The Story about an Elephant’s Dose of CBD
I’m not a big fan of zoos in general, however – due to the relentless need to satiate the hyper-productivity required to sustain our extreme consumerism – some animals simply can’t compete. There are millions of animals in captivity and depending on how you look at it – it’s either a good thing or a bad thing.
I personally am not in favor of “for profit” zoos, that require people to come to ensure that it is running properly. I would much rather see those “tax dollars” that gets spent on war go – directly from the companies making the biggest impact – to conservation efforts.
There’s a difference between a Zoo and a refuge. But let’s not dive into politics.
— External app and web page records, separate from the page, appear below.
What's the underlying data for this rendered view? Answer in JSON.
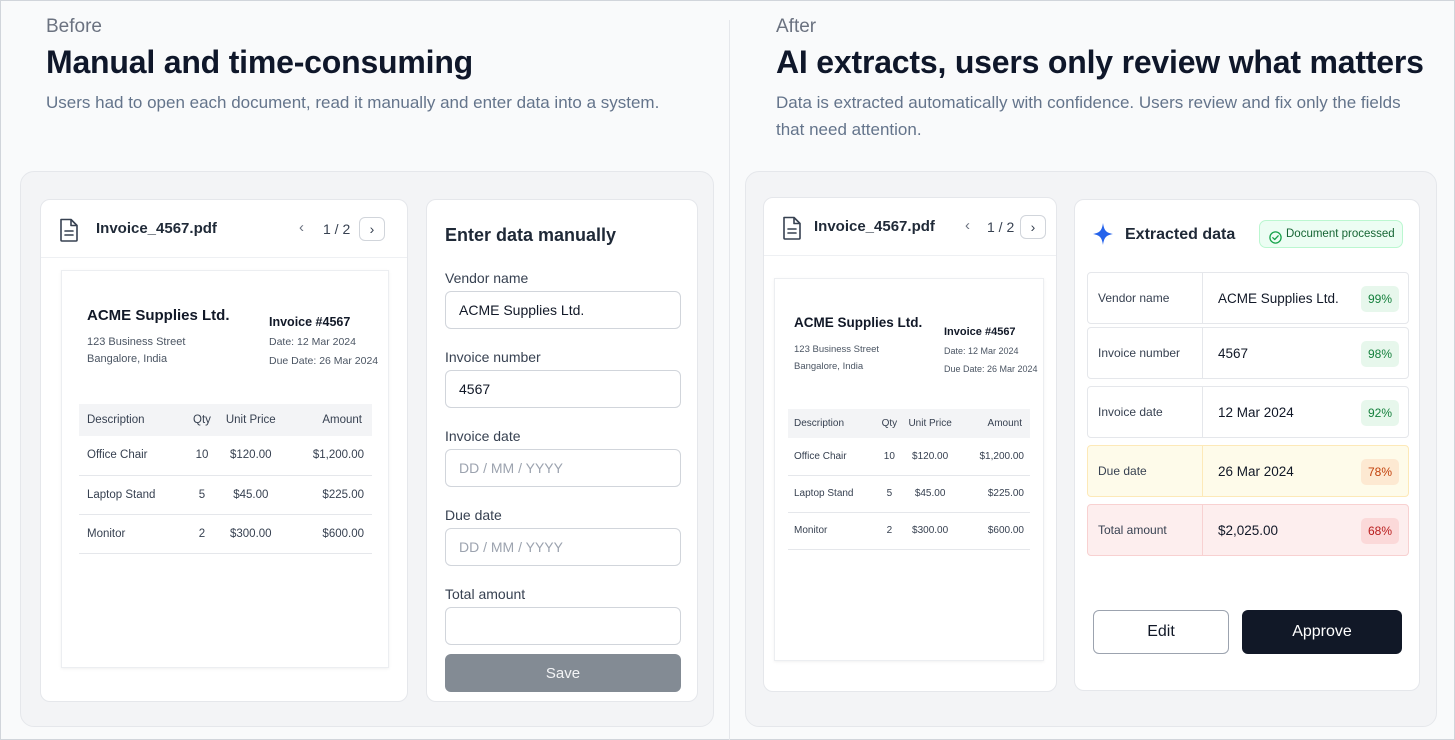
{
  "before": {
    "eyebrow": "Before",
    "headline": "Manual and time-consuming",
    "subtitle": "Users had to open each document, read it manually and enter data into a system.",
    "viewer": {
      "file_name": "Invoice_4567.pdf",
      "pager": "1 / 2",
      "prev_icon": "chevron-left-icon",
      "next_icon": "chevron-right-icon"
    },
    "form": {
      "title": "Enter data manually",
      "fields": [
        {
          "label": "Vendor name",
          "value": "ACME Supplies Ltd.",
          "placeholder": ""
        },
        {
          "label": "Invoice number",
          "value": "4567",
          "placeholder": ""
        },
        {
          "label": "Invoice date",
          "value": "",
          "placeholder": "DD / MM / YYYY"
        },
        {
          "label": "Due date",
          "value": "",
          "placeholder": "DD / MM / YYYY"
        },
        {
          "label": "Total amount",
          "value": "",
          "placeholder": ""
        }
      ],
      "save_label": "Save"
    }
  },
  "after": {
    "eyebrow": "After",
    "headline": "AI extracts, users only review what matters",
    "subtitle_line1": "Data is extracted automatically with confidence. Users review and fix only the fields",
    "subtitle_line2": "that need attention.",
    "viewer": {
      "file_name": "Invoice_4567.pdf",
      "pager": "1 / 2"
    },
    "extracted": {
      "title": "Extracted data",
      "badge": "Document processed",
      "rows": [
        {
          "label": "Vendor name",
          "value": "ACME Supplies Ltd.",
          "confidence": "99%",
          "status": "high"
        },
        {
          "label": "Invoice number",
          "value": "4567",
          "confidence": "98%",
          "status": "high"
        },
        {
          "label": "Invoice date",
          "value": "12 Mar 2024",
          "confidence": "92%",
          "status": "high"
        },
        {
          "label": "Due date",
          "value": "26 Mar 2024",
          "confidence": "78%",
          "status": "medium"
        },
        {
          "label": "Total amount",
          "value": "$2,025.00",
          "confidence": "68%",
          "status": "low"
        }
      ],
      "edit_label": "Edit",
      "approve_label": "Approve"
    }
  },
  "invoice": {
    "vendor": "ACME Supplies Ltd.",
    "address_line1": "123 Business Street",
    "address_line2": "Bangalore, India",
    "invoice_no": "Invoice #4567",
    "date": "Date: 12 Mar 2024",
    "due_date": "Due Date: 26 Mar 2024",
    "columns": [
      "Description",
      "Qty",
      "Unit Price",
      "Amount"
    ],
    "items": [
      [
        "Office Chair",
        "10",
        "$120.00",
        "$1,200.00"
      ],
      [
        "Laptop Stand",
        "5",
        "$45.00",
        "$225.00"
      ],
      [
        "Monitor",
        "2",
        "$300.00",
        "$600.00"
      ]
    ]
  },
  "colors": {
    "high_bg": "#e7f7ec",
    "high_fg": "#15803d",
    "medium_bg": "#fde9d2",
    "medium_fg": "#c2410c",
    "low_bg": "#fbd9d9",
    "low_fg": "#b91c1c",
    "primary": "#111827"
  }
}
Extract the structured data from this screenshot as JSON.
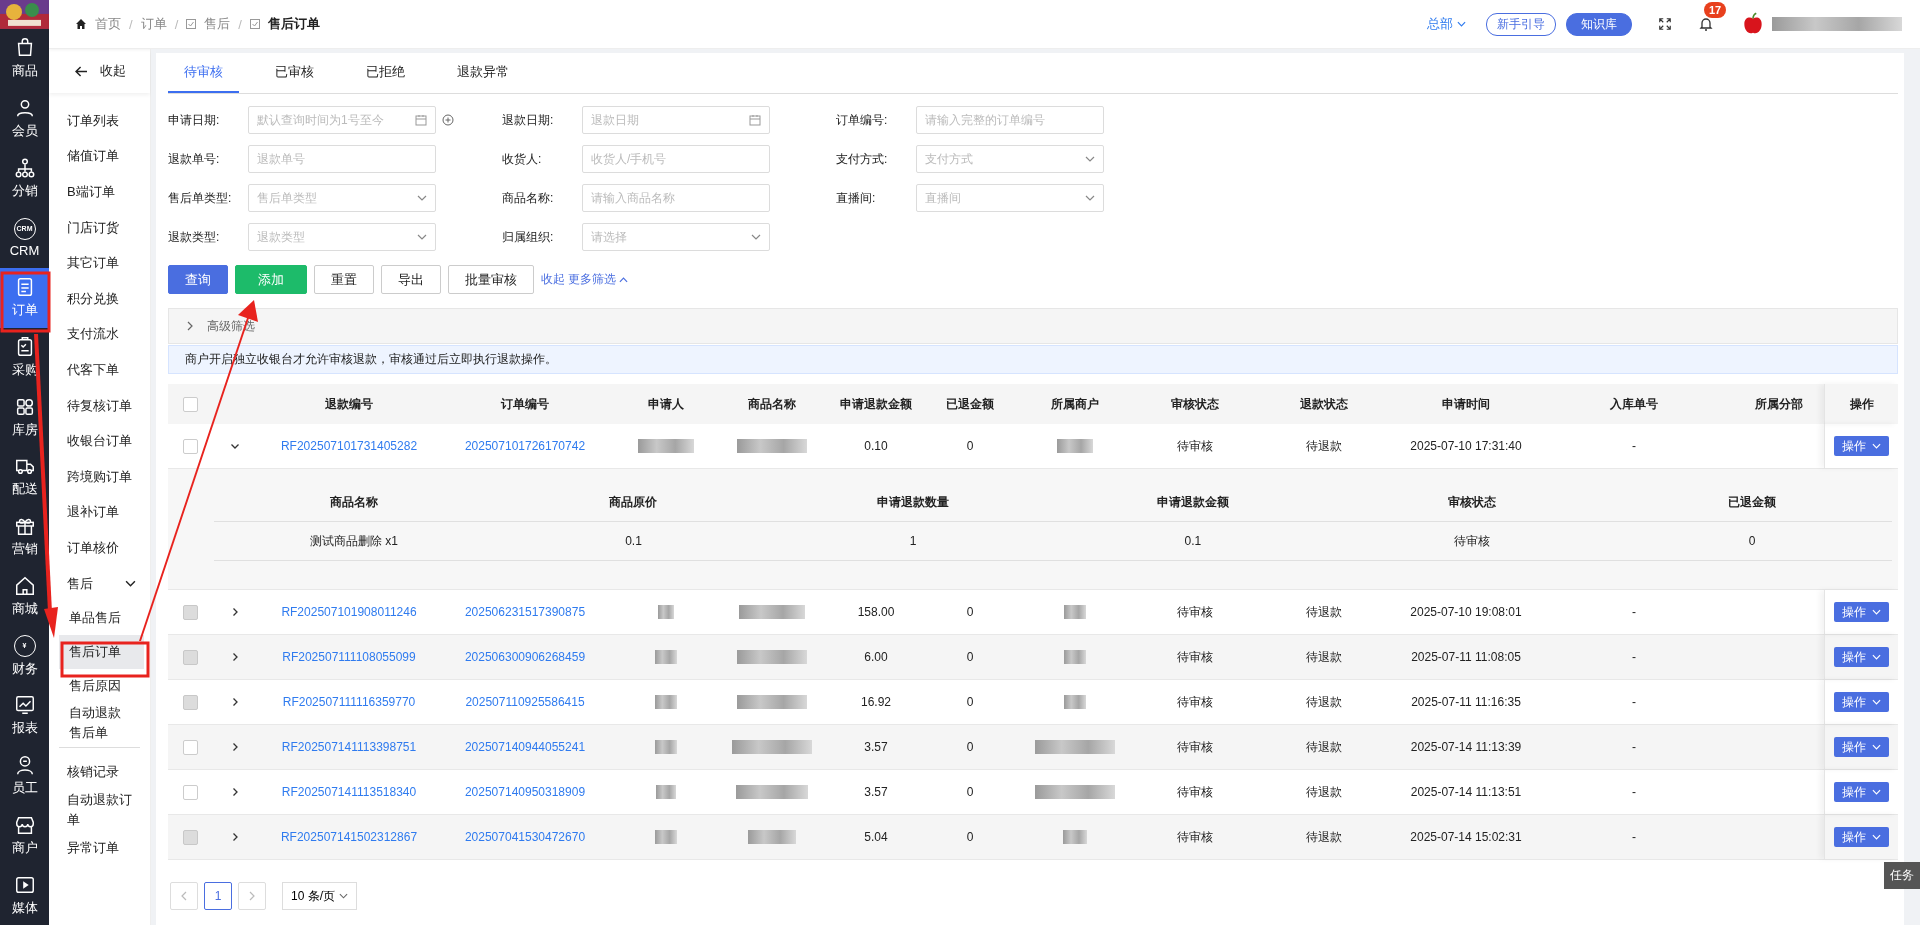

Not all zoos are evil either – some do operate for purely altruistic reasons.
This is not the point of this story.
Today we’re talking about a handful of elephants kept in captivity in a zoo in Warsaw Poland. These elephants are some of the first in the world that will be given CBD to help manage their anxiety and stress levels.
What this could mean for other animals kept in captivity is very good – and I’ll explain why.
Why CBD for zoos is great news!
The common approach for animals that are stressing out in captivity is to drug them. This could include anything from Benzodiazepam, haloperidol, Prozac to harder stuff like carfentanil, which is a strong opioid 100x stronger than Fentanyl used for animals like Elephants.
For people raising an eyebrow to the idea of giving animals CBD instead of these drugs obviously do not understand the risk factors in the pharmaceutical approach. Do you know how many gorillas are hooked on prescription drugs?
CBD does not have the same physiobiological costs as these pharmaceuticals and could potentially provide enough relief to be medically valid.
"It's an attempt to find a new natural alternative to the existing methods of combating stress, especially pharmaceutical drugs," said Agnieszka Czujkowska, the veterinarian in charge of the project.
How to dose an elephant?
Czujkowska and her team will be playing it safe and will be administering to the elephants similar doses to that which horses receive. It’s roughly a vile containing 12 drops of the oil, two or three times a day.
The elephants hormone levels will be monitored to see whether they are releasing stress hormones or whether there is a visible reduction.
Czujkowska and her team speculate that it will take roughly two years for them to finalize all their research, but that if this does provide beneficial results – it could reduce the harm we’re doing to the animals kept in captivity.
Elephants dealing with loss
Elephants are unique creatures. They are very family oriented. This particular herd recently lost their alpha female – yes elephants live in a matriarchal society – and Czujkowska believes that this may help them deal with the loss.
One of the females already had a chance to try some of the CBD medication and did not decline in taking some. With currently 400,000 elephants alive in the world today, hopefully, this method of stress management could prove to assist in keeping them safe while in our care.
Can CBD work on elephants?
If wouldn’t surprise me that it does help – after all, elephants also have endocannabinoid systems. However – this study will be the first conclusive attempt to see how effective this type of treatment may be. Are elephant endocannabinoid systems different than our own? Perhaps the next two years will provide us with more perspective.
Nonetheless – I think that creating an alternative for treatment within the zoo protocols – is a good thing. And this was one of the reasons I decided to write this – to shed some more light on the issue of how zoos have been drugging animals in their care for a long time.
Are Zoos even necessary?
There’s a fine line to walk when you’re focusing on conservation efforts or whether you’re looking at making money. Unfortunately – most zoos are really not up to “standard” if you get what I mean.
But this doesn’t mean that we don’t need to have an active program to preserve our global wildlife. Our hyper consumerism has strained the environment for a long time and as a result we are depleting some of our natural resources and gifts from this earth.
We definitely need to ramp up our conservation efforts but that is not enough. Unless we can ease on the throttle of progress just slightly – I’m afraid that this world could burn out before we ever find what we’re looking for…whatever that may be.
Have you ever stopped to ask yourself – where are we going with all this progress? We’re obviously marching somewhere – judging by the effects of the pace – I’m not certain it’s the place everyone’s imagining.
Nonetheless – zoos may not be as necessary as refuges but there is no reason why the two can be one in the same.